▸ **AIM OF THE EXERCISE**
Wherever the string "background" appears in the records, return the line that holds it.

= Beginning of Section =

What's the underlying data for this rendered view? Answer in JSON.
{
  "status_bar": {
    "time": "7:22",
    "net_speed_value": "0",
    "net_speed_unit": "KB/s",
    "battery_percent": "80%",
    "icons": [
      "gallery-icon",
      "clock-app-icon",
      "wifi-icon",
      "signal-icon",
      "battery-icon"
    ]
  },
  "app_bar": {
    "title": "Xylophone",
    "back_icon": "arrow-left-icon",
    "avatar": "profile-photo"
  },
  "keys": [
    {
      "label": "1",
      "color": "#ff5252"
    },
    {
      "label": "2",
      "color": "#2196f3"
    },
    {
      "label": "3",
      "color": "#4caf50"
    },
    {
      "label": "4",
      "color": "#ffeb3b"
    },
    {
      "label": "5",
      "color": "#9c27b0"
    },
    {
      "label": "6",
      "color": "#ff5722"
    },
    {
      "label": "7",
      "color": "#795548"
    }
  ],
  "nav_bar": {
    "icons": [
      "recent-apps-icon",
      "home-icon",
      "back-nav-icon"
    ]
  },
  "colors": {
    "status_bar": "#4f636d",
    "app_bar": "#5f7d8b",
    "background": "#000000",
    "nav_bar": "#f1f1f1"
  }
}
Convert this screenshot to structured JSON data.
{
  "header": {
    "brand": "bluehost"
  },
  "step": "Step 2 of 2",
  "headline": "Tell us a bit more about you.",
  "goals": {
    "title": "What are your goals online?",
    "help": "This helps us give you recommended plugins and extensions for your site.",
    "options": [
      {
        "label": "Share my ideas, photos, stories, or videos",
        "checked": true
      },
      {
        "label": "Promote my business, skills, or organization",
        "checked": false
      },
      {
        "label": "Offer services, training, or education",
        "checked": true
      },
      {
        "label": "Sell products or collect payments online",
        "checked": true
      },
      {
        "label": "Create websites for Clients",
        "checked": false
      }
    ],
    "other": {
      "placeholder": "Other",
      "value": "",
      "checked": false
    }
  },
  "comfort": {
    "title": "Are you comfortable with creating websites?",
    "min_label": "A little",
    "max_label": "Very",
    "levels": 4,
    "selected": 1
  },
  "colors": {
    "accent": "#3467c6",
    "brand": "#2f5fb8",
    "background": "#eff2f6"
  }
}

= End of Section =

▸ **ANSWER SPACE**
    "background": "#000000",
    "background": "#eff2f6"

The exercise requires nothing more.